The Sunday afternoon trip to Hove was very different in terms of the day. The weather forecast was vile but having pre-booked my match ticket I was somewhat committed.
I’m glad I bothered in the end, but it was a close-run thing… I took the two-coach Southern chugger from Ashford via Hastings and along the Sussex coast to Brighton before making it to Hove.
The sky had clouded over and my heart had fallen slightly at the ominous formations but the philosophy of T20 is play should happen unless it really is wet and dangerous (a positive in my eyes, albeit with the help of floodlights).
It has to be said Kent did not get off to a flyer, the powerplay was anything but, Bell-Drummond scratched about using up valuable balls and the pace of Archer and Mills appeared to baffle the Kent batsmen.
85-3 off 13 suggested a modest total in the offing but then Kent suddenly accelerated. The architect was Billings, ably assisted by Neesham.
Suddenly it clicked and the ball was being deposited to all corners. 14 off Garton, 15 off Jordan, 11 off Archer, 12 off Mills and so it went on.
Some of the 6’s were huge, the wicket was quite central, but the boundary and the stands were cleared with effortless timing. Archer went for 9, the penultimate over by Garton for 15 and the final over by Jordan saw Billings finally out for a sublime 64 but Neesham made the most of having the strike for the last two balls helping them around the corner for two identical and astonishing 6’s to leave us on 176-4 as the heavens opened.
The forecast was grim and two thirds of the crowd gave up and went home. I didn’t blame them and considered getting an earlier train, but then it gradually stopped and the covers began to come off.
The cut-off point for a 5 over game was announced and to their credit they managed to restart with an 8-over bash. Sussex were set 89 to win via Duckworth-Lewis that was then adjusted to 88. 11 an over. Always an advantage to bat second in an abbreviated match. It was going to be tough for Kent to defend.
The first over by Coles was a disaster, Nash and Wright set about him tonking 19 off 6 balls. The remaining soggy and stoical Sussex fans were ecstatic.
I wished I’d caught the early train home. But then Neesham got Wright and a tight second over brought modicum of hope back. Haggett’s over went for 8 including a wicket and suddenly we were all engaged fully.
This was cricket played with the fast forward button stuck down. Nash then set about our bowling with a flurry of huge 6’s, one cleared the pavilion, one went over my head and out of the ground at the “deckchair end” but most amazingly of all one six cleared the flats on the side opposite the pavilion. Astonishing.
One top balcony area was packed with people watching for free and enjoying a BBQ. They probably weren’t expecting to do any fielding but another 6 landed amongst them on the roof terrace.

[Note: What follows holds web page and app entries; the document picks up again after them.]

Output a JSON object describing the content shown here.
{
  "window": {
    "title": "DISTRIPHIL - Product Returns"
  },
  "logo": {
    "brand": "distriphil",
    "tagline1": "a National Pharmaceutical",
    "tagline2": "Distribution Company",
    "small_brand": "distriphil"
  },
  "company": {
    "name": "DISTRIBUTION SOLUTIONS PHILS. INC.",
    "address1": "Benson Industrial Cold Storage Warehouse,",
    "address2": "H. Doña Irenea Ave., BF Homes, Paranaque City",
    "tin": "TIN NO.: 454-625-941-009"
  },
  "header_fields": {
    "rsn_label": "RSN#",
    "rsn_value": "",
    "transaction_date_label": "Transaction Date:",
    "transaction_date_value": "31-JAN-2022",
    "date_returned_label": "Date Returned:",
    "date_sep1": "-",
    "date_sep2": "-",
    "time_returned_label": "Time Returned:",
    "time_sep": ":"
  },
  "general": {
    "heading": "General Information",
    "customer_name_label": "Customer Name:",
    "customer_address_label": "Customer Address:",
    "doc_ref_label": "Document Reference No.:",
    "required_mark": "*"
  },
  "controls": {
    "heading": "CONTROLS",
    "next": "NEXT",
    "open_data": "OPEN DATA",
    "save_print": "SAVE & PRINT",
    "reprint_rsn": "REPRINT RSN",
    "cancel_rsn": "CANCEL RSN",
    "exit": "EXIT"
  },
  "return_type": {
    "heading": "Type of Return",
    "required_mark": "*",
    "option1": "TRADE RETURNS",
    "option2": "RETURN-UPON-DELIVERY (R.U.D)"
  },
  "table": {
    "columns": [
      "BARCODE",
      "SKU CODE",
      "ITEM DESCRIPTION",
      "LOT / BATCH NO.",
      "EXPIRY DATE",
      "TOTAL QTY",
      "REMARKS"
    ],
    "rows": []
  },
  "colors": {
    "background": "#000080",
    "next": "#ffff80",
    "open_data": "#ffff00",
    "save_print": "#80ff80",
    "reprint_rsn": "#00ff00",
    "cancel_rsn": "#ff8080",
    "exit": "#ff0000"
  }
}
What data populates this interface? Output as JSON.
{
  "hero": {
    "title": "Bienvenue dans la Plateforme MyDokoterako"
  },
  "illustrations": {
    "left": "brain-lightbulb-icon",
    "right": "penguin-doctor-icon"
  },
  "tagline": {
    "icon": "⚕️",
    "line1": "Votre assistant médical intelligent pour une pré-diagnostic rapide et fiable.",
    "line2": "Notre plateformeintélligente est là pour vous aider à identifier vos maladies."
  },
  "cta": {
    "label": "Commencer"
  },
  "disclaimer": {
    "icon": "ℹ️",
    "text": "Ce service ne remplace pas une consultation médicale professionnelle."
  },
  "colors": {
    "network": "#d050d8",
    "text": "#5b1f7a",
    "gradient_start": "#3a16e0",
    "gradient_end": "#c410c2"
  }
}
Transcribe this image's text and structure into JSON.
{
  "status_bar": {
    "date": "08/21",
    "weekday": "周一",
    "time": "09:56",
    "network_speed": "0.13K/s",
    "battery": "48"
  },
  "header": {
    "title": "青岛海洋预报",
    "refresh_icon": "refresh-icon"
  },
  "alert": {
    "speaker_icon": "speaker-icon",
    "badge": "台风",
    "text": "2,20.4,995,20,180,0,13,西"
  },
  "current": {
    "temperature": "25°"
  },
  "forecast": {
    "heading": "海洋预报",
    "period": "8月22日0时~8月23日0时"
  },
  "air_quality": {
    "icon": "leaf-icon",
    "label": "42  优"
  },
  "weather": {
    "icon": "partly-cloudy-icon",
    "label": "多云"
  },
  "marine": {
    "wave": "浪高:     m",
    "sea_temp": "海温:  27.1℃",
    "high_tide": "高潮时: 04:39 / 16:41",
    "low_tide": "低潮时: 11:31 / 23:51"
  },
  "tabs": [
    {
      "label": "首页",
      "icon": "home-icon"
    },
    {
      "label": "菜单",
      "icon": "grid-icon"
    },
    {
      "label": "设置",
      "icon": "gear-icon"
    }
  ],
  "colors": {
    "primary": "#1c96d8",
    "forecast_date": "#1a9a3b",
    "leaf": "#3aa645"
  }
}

They ended up throwing the ball back from the fourth floor outside the ground!
Claydon bowled the final over with just 8 required, a gimmie given the hitting, but he conjured up a sensational over, 2, wide, dot, one, one, one leaving Sussex 2 to win off the final ball.
It was hammered down the ground but the athletic Blake fielded smartly and sent back a laser guided throw, a direct hit, Evans run out by inches and Kent had snatched an unlikely tie!
I shook the hand of the Sussex-mad fan sat next to me and said, “well played”, he was too stunned to reply, I think he was going to cry.
Fair play to the lad for sticking it out despite the rain, he knew all the Kent players too and all the lyrics to the songs played, a sign of excellent parenting in my book…
I then made the long and winding journey back to the Garden of England buoyed by the drama and stolen result. It didn’t do either side much good in a ridiculously congested table but those sixes out of the ground and final run out will live long in the memory.